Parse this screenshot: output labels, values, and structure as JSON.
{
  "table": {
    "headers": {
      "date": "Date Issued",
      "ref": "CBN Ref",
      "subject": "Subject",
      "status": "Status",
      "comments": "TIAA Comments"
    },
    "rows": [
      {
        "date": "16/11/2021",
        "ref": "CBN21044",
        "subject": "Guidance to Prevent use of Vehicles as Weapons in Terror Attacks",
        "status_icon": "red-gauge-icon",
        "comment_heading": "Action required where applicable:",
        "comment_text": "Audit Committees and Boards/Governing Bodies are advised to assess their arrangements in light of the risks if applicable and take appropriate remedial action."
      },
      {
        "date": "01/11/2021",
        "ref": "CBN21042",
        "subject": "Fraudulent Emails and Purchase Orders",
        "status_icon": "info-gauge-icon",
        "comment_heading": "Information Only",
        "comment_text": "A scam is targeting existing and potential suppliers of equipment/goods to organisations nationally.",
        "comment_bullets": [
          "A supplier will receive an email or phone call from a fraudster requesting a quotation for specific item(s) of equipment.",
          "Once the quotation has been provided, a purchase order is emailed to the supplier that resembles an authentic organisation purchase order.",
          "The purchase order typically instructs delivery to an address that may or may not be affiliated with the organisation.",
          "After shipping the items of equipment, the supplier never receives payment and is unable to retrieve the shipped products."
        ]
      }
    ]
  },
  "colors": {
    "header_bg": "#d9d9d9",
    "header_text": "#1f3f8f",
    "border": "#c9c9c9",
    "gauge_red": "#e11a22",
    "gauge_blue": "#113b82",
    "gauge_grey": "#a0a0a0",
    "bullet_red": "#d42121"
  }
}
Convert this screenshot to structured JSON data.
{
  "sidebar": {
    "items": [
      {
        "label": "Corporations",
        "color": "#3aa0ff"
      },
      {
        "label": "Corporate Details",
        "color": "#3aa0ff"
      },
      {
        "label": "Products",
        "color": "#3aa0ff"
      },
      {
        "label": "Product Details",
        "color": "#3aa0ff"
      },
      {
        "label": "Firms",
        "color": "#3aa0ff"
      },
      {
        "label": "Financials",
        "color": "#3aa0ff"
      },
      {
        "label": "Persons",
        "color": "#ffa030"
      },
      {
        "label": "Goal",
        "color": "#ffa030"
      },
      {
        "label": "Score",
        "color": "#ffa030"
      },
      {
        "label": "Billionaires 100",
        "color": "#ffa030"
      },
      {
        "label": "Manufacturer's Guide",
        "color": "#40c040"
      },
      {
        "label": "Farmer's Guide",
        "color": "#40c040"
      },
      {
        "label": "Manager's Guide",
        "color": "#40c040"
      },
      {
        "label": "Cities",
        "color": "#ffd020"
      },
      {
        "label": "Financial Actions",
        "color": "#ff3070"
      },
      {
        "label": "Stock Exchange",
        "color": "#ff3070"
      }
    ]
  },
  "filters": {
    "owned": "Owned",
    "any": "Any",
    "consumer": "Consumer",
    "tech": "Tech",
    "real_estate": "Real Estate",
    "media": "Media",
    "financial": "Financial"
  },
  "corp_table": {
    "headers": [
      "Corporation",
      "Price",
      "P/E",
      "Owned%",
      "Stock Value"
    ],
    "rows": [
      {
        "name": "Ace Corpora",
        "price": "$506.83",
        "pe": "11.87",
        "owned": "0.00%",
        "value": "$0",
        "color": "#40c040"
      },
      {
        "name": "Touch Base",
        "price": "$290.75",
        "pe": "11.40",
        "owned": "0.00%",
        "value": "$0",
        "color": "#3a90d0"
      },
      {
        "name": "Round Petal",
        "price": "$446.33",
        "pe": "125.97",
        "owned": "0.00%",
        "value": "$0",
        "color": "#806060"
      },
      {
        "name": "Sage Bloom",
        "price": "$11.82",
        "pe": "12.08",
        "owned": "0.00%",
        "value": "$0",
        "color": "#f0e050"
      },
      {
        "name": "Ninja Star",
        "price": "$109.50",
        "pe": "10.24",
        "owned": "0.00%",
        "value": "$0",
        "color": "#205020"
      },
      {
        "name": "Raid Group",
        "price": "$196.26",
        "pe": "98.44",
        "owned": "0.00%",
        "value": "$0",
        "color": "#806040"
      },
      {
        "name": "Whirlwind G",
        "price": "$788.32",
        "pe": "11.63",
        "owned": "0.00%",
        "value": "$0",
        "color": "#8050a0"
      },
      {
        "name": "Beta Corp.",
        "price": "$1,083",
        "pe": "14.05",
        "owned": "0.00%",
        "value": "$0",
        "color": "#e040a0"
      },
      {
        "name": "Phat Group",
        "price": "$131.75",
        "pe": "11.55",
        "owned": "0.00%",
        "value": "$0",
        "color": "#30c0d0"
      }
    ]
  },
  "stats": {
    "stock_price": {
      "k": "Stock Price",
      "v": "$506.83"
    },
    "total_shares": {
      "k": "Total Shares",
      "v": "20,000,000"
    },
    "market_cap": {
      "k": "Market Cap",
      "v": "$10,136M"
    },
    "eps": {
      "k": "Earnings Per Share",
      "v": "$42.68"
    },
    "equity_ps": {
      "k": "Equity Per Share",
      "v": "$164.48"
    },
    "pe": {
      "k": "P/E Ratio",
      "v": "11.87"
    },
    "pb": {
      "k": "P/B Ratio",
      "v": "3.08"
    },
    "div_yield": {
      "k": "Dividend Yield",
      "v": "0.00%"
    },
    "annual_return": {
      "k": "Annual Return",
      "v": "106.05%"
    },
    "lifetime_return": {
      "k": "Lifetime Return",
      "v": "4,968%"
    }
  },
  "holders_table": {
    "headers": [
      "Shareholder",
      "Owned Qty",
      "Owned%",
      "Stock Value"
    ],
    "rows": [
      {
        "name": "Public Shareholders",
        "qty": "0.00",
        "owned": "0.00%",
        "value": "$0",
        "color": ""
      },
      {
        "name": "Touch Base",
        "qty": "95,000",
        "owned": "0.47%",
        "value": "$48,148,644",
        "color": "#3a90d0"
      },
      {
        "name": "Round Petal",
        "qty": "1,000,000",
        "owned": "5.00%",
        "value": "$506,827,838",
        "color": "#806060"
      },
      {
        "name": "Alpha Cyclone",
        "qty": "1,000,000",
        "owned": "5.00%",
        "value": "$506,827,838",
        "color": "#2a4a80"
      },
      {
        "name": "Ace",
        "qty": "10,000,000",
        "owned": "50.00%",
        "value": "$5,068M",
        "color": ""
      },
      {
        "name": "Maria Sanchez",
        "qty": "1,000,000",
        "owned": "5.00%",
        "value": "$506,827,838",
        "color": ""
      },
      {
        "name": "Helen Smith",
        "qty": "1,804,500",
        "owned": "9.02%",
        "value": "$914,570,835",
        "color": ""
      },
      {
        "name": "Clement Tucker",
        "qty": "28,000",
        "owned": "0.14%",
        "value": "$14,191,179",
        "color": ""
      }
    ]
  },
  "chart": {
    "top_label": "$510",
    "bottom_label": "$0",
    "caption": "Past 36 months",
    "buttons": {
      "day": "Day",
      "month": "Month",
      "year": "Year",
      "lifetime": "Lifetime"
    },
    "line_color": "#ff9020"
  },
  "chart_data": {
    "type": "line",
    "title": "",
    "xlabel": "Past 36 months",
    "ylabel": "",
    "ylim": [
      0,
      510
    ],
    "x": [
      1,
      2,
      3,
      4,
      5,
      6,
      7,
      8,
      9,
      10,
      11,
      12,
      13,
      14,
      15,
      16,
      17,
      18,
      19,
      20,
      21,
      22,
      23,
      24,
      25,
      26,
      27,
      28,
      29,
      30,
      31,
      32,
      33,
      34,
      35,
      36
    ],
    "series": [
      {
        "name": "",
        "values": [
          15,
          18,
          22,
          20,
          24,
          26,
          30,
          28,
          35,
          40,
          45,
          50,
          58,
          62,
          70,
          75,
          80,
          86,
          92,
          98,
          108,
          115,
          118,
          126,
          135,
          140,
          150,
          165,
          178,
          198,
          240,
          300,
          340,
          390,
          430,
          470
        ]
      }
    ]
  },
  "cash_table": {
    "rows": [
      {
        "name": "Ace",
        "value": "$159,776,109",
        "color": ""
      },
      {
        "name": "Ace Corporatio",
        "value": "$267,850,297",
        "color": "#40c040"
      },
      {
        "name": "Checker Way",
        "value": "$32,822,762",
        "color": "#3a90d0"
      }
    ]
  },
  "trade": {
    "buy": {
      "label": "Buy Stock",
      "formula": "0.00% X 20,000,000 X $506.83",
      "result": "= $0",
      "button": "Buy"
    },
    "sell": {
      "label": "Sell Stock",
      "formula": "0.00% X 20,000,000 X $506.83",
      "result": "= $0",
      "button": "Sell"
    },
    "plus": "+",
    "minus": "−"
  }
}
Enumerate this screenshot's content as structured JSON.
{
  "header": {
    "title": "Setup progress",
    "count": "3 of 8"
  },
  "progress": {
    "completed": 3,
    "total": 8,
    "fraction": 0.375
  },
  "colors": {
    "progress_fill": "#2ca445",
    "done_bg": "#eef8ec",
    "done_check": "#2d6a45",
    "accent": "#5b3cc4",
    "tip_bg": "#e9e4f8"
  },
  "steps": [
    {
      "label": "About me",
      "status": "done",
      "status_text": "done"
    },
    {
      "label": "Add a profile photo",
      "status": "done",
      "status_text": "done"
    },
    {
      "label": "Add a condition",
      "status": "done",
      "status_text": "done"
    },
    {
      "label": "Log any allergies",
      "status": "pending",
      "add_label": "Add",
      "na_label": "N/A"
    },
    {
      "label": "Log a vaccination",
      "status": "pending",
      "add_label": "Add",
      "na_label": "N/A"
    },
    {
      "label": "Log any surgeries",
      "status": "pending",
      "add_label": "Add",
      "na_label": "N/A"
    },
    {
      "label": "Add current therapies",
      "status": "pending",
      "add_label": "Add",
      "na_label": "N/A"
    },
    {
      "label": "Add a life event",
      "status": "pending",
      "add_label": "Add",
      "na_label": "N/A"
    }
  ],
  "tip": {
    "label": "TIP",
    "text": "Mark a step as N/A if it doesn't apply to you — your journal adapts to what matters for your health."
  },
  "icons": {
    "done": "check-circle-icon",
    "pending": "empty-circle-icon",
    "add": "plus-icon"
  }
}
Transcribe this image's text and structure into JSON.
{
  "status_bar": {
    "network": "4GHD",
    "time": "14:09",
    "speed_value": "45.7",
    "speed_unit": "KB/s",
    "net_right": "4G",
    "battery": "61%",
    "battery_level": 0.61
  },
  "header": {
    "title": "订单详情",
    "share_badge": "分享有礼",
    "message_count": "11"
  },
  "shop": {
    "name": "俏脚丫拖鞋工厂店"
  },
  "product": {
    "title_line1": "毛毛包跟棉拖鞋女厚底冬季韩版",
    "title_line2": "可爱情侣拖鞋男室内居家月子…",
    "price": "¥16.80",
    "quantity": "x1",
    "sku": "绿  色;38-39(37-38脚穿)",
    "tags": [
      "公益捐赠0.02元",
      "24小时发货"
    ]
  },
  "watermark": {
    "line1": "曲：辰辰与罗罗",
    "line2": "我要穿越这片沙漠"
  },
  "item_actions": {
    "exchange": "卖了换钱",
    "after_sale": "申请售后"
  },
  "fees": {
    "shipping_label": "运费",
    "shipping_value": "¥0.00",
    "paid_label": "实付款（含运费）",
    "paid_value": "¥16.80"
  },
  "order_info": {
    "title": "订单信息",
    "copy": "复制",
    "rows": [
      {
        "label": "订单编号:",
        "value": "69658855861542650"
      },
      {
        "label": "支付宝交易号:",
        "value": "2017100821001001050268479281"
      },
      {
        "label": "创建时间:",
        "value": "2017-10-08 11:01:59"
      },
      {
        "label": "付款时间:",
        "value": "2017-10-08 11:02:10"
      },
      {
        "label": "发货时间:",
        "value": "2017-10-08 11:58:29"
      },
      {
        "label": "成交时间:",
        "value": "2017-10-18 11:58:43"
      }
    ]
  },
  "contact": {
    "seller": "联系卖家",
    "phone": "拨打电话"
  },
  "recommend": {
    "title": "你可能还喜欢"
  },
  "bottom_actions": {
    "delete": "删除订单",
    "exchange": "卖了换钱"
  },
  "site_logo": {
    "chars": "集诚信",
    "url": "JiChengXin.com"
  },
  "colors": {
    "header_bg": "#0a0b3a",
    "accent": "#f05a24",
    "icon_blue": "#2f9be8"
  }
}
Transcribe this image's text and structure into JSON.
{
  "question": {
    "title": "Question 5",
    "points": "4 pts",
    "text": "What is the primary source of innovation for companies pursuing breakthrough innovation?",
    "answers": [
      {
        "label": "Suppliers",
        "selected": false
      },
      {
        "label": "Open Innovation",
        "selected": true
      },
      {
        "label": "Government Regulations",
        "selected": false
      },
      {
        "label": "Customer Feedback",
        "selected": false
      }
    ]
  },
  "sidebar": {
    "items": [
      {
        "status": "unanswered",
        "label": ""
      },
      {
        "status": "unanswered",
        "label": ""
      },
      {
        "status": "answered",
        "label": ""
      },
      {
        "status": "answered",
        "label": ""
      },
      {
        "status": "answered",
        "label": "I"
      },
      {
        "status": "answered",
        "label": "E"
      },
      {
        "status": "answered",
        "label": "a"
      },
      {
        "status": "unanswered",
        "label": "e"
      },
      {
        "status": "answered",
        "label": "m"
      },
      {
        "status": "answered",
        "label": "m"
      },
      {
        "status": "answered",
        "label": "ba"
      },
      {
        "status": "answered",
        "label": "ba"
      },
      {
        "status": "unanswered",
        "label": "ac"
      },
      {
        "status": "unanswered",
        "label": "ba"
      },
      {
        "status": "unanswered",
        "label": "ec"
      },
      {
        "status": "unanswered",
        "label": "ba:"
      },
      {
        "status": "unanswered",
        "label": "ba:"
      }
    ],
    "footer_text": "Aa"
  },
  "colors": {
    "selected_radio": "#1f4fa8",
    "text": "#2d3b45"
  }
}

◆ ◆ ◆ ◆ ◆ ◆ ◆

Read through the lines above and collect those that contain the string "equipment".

        "comment_text": "A scam is targeting existing and potential suppliers of equipment/goods to organisations nationally.",
          "A supplier will receive an email or phone call from a fraudster requesting a quotation for specific item(s) of equipment.",
          "After shipping the items of equipment, the supplier never receives payment and is unable to retrieve the shipped products."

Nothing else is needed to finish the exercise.